While you can write some generic articles on various technical topics, it’s crucial that you mix things up and never forget what kind of information your readers really need.

text highlight lessons we learned with tech content

Our Strategy for Tech Content in 2022

Even if everybody imagines or dreams about it, content marketing success doesn’t happen in a flash. It’s a typical brick by brick process, the sort of way houses are built. And right after you’ve placed the last tile on your roof, it’s the moment where your business strategy begins; as you’ve guessed or already know, it never ends!

Apart from all the things we learned that will force us not to repeat our mistakes, we’ve come up with a clear plan and strategy. Here’s what we already started doing:

  1. Focus on three main niches in the tech industry

As much as we’d want to, we realized we couldn’t write for any kind of tech start-up and all the industries in tech. So, we’ll focus on 3 main niches:

  • DevOps (and anything related to developers’ tools) 
  • Cloud technology (this along with DevOps are the ones we’ve developed and written forever since Digital Tailors Agency was founded)
  • Blockchain (this is relatively new as we’ve recently partnered with several blockchain start-ups)

2. Develop a network of tech-savvy writers

Despite settling on these tech niches, as we mentioned above, a content marketer and writer has its limitations regarding tech knowledge. To make our clients’ lives as easy as possible, over the last six months, we’ve started to collaborate with programmers and developers to help us out with…well, anything that’s too techy and too complicated to wrap our heads around it.

This tactic solved a few major problems like:

  1. Our clients’ need to sacrifice some of their time to deliver us the technical details and insider’s perspective, so we can have a complete picture on a content topic.
  2. Our clients’ difficulty and overwhelming process to scale content marketing. Since we’ve established different and clearer content production duties, we are more time-efficient, but we also deliver high-quality content.
  3. One thing leading to another, our clients also spend less and less time with the content review process. Our content marketers’ work is always backed up by the technical expertise from our network of programmers and developers, so there’s no more back and forth between us and the client. Our clients will focus on the big picture instead of all the small details.

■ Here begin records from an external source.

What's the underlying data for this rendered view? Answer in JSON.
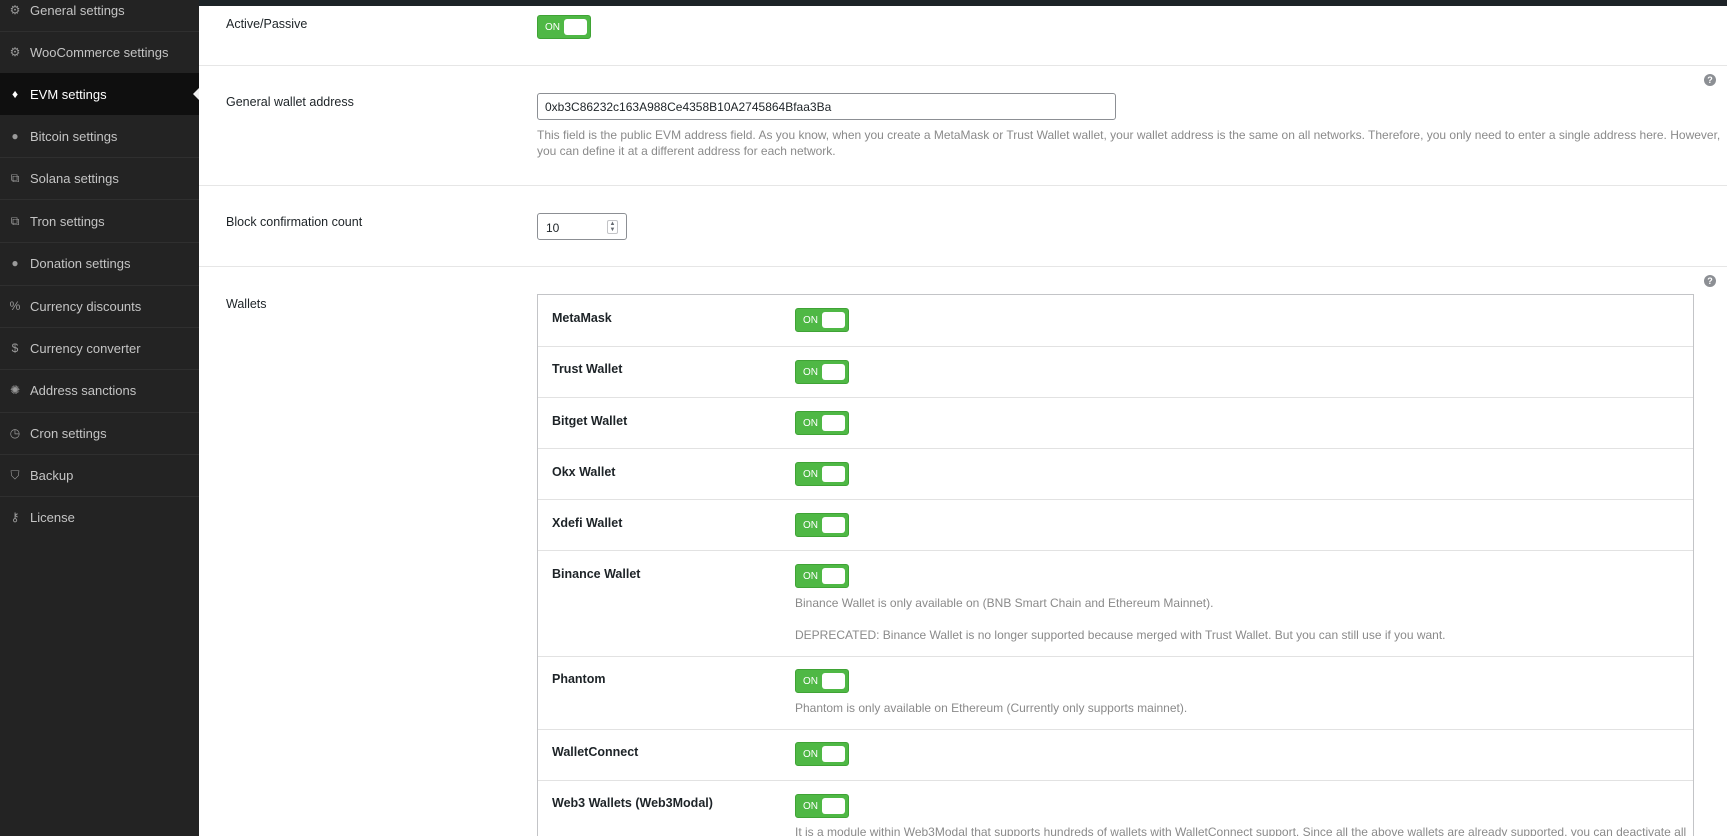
{
  "sidebar": {
    "items": [
      {
        "label": "General settings",
        "icon": "gear-icon"
      },
      {
        "label": "WooCommerce settings",
        "icon": "gear-icon"
      },
      {
        "label": "EVM settings",
        "icon": "ethereum-icon",
        "active": true
      },
      {
        "label": "Bitcoin settings",
        "icon": "bitcoin-icon"
      },
      {
        "label": "Solana settings",
        "icon": "network-icon"
      },
      {
        "label": "Tron settings",
        "icon": "network-icon"
      },
      {
        "label": "Donation settings",
        "icon": "donation-icon"
      },
      {
        "label": "Currency discounts",
        "icon": "percent-icon"
      },
      {
        "label": "Currency converter",
        "icon": "dollar-icon"
      },
      {
        "label": "Address sanctions",
        "icon": "sanctions-icon"
      },
      {
        "label": "Cron settings",
        "icon": "clock-icon"
      },
      {
        "label": "Backup",
        "icon": "shield-icon"
      },
      {
        "label": "License",
        "icon": "key-icon"
      }
    ]
  },
  "settings": {
    "active_passive": {
      "label": "Active/Passive",
      "toggle": "ON"
    },
    "wallet_address": {
      "label": "General wallet address",
      "value": "0xb3C86232c163A988Ce4358B10A2745864Bfaa3Ba",
      "desc_line1": "This field is the public EVM address field. As you know, when you create a MetaMask or Trust Wallet wallet, your wallet address is the same on all networks. Therefore, you only need to enter a single address here. However,",
      "desc_line2": "you can define it at a different address for each network."
    },
    "block_confirmation": {
      "label": "Block confirmation count",
      "value": "10"
    },
    "wallets_label": "Wallets",
    "help_icon": "?"
  },
  "wallets": [
    {
      "name": "MetaMask",
      "toggle": "ON"
    },
    {
      "name": "Trust Wallet",
      "toggle": "ON"
    },
    {
      "name": "Bitget Wallet",
      "toggle": "ON"
    },
    {
      "name": "Okx Wallet",
      "toggle": "ON"
    },
    {
      "name": "Xdefi Wallet",
      "toggle": "ON"
    },
    {
      "name": "Binance Wallet",
      "toggle": "ON",
      "desc1": "Binance Wallet is only available on (BNB Smart Chain and Ethereum Mainnet).",
      "desc2": "DEPRECATED: Binance Wallet is no longer supported because merged with Trust Wallet. But you can still use if you want."
    },
    {
      "name": "Phantom",
      "toggle": "ON",
      "desc1": "Phantom is only available on Ethereum (Currently only supports mainnet)."
    },
    {
      "name": "WalletConnect",
      "toggle": "ON"
    },
    {
      "name": "Web3 Wallets (Web3Modal)",
      "toggle": "ON",
      "desc1": "It is a module within Web3Modal that supports hundreds of wallets with WalletConnect support. Since all the above wallets are already supported, you can deactivate all"
    }
  ],
  "colors": {
    "toggle_on": "#4fb845",
    "sidebar_bg": "#232323",
    "sidebar_active": "#0f0f0f"
  }
}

In brief, as our team efficiently combines content marketing and technical experts, from now on, we’ll offer end-to-end content marketing services for tech companies.

Our Key Takeaways about Writing for Tech Start-Ups

To sum up, despite the potential blocks, technical content writing and marketing for tech start-ups is what we enjoy and know we’re doing a good job.

There’s always room for improvement, so we’ll keep our minds open to changes and switch directions to keep up with business trends. After all, being agile isn’t vital only for the tech companies we’re partnering with.

We’ll try to always think ahead, plan our next steps carefully, and leverage up all the tools we’ve got.